§ DATA FOR REVIEW
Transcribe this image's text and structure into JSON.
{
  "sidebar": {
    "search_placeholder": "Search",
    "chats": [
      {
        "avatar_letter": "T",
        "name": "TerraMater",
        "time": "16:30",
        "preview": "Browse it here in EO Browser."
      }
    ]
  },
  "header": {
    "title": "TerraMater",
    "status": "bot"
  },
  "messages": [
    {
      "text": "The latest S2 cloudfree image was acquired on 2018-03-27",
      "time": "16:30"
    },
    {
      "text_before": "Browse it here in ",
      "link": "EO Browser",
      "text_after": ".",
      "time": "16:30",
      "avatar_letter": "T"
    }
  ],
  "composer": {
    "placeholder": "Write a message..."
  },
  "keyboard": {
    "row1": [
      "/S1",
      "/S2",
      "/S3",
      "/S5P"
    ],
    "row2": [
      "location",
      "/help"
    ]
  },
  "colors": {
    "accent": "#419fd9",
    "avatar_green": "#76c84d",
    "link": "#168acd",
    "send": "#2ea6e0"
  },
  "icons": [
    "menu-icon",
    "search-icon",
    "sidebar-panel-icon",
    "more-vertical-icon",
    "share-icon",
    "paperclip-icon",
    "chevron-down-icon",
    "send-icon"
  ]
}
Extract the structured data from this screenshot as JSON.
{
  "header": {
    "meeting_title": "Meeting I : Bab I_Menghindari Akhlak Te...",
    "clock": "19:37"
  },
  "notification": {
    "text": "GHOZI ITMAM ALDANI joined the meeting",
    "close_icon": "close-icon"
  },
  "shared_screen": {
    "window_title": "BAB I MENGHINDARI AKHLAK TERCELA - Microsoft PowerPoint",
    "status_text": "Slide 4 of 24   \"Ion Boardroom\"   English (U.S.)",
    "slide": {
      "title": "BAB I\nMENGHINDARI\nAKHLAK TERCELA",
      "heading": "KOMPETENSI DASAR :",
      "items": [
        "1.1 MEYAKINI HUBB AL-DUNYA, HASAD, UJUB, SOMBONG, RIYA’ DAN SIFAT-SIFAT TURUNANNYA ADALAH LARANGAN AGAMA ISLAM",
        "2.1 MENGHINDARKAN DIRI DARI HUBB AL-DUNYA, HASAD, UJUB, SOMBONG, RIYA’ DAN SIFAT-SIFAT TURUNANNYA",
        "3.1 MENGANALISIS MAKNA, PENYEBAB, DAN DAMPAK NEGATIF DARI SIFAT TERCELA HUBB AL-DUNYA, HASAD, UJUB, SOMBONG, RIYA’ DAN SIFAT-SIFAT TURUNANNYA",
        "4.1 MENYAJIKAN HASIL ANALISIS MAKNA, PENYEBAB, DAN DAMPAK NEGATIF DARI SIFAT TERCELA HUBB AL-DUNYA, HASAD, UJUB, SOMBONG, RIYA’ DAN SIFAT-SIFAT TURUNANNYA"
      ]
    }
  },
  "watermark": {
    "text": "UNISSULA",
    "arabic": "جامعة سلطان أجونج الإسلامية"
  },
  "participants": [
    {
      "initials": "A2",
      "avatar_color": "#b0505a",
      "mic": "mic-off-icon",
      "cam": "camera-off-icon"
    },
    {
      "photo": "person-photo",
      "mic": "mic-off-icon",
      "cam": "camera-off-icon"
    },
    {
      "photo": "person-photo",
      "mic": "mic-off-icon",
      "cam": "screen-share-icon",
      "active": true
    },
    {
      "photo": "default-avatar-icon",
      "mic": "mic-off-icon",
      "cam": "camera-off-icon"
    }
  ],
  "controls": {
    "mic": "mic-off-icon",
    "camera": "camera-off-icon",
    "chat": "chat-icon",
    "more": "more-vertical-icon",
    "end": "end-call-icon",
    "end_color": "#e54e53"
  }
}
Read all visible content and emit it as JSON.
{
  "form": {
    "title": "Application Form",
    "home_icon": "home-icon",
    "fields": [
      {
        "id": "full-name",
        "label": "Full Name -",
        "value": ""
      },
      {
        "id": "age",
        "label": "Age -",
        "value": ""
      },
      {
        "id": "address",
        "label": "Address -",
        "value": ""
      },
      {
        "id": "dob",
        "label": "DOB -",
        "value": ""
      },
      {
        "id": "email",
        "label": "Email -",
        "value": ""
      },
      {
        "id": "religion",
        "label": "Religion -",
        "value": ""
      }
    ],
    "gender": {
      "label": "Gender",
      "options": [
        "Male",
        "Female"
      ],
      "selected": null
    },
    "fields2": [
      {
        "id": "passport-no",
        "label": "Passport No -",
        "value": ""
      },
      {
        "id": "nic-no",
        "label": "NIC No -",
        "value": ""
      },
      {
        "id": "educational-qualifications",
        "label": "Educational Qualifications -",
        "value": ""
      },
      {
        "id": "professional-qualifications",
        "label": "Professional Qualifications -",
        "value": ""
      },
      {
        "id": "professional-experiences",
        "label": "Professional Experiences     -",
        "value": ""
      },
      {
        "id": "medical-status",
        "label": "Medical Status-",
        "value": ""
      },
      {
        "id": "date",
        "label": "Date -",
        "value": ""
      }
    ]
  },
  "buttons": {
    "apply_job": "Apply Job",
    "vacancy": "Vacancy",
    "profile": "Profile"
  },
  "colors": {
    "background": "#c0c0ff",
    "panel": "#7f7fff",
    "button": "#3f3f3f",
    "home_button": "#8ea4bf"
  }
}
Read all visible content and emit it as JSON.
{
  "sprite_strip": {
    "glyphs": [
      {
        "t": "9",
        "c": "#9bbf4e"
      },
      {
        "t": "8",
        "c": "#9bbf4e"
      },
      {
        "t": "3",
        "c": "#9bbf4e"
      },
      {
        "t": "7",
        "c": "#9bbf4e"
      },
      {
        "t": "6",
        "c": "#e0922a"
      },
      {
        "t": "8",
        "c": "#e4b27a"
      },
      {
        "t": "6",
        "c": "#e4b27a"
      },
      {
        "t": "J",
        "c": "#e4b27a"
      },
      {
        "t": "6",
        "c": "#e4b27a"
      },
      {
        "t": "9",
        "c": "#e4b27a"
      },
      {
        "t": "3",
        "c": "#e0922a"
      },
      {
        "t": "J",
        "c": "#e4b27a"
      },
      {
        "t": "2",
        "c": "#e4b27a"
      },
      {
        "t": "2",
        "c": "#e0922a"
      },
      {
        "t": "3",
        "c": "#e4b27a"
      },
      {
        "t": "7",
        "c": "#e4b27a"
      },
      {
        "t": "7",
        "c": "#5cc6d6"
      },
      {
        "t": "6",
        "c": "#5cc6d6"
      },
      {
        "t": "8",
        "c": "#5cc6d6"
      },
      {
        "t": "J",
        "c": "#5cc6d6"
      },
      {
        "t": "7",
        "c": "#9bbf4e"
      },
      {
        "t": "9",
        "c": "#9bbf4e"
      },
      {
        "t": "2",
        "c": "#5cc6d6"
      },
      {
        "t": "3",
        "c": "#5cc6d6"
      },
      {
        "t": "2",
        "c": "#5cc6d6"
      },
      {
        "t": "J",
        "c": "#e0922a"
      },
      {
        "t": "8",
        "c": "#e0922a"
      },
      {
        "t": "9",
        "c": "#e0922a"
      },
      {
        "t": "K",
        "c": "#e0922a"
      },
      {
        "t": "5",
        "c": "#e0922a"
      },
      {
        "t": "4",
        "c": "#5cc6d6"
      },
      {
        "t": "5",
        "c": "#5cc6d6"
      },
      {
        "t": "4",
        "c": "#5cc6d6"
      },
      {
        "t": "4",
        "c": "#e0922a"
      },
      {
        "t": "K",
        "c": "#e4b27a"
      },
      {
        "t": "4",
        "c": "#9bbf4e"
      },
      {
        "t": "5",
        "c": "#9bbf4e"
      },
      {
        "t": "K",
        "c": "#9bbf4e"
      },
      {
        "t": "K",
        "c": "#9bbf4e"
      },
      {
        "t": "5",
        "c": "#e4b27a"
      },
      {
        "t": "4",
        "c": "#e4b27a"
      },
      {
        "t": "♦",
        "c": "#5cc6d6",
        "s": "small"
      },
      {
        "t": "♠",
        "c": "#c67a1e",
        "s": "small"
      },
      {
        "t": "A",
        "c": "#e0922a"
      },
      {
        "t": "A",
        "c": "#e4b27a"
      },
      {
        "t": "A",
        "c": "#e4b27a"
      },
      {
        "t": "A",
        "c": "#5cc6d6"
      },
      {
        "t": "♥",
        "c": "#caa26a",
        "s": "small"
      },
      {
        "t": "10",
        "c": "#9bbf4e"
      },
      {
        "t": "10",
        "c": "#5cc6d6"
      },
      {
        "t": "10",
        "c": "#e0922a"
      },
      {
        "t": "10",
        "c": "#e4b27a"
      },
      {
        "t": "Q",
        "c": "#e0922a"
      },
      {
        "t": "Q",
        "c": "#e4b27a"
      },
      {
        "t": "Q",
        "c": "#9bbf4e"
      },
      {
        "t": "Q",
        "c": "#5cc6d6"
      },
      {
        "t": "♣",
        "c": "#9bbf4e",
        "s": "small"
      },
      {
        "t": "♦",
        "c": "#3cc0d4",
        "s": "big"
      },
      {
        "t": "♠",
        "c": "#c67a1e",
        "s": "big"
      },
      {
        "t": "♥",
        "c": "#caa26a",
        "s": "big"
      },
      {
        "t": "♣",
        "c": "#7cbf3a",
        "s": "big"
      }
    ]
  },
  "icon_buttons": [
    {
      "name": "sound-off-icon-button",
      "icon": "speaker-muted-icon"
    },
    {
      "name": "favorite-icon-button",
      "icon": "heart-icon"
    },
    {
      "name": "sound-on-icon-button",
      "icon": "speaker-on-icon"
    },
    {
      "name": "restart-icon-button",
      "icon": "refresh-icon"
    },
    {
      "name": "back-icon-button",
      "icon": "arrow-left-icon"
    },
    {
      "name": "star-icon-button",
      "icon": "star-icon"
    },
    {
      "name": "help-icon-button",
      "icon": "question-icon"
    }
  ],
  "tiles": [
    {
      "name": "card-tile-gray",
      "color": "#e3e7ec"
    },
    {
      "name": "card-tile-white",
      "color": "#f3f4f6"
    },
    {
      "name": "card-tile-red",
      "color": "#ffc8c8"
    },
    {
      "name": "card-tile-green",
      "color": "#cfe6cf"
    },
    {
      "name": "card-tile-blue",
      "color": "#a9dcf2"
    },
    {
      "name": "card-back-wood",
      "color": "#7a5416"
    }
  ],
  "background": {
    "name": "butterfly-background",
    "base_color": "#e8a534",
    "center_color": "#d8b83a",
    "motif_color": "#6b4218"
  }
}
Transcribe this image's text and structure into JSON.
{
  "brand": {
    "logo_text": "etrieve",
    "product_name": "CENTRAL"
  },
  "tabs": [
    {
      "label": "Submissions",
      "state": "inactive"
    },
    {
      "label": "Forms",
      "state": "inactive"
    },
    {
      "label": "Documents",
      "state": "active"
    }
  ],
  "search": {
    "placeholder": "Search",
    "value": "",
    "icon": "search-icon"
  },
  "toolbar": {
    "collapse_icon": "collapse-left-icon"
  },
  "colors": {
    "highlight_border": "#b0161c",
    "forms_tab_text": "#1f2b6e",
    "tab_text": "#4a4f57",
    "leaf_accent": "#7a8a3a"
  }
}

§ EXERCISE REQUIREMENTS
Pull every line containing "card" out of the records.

§ WRITTEN SOLUTION
      "name": "card-tile-gray",
      "name": "card-tile-white",
      "name": "card-tile-red",
      "name": "card-tile-green",
      "name": "card-tile-blue",
      "name": "card-back-wood",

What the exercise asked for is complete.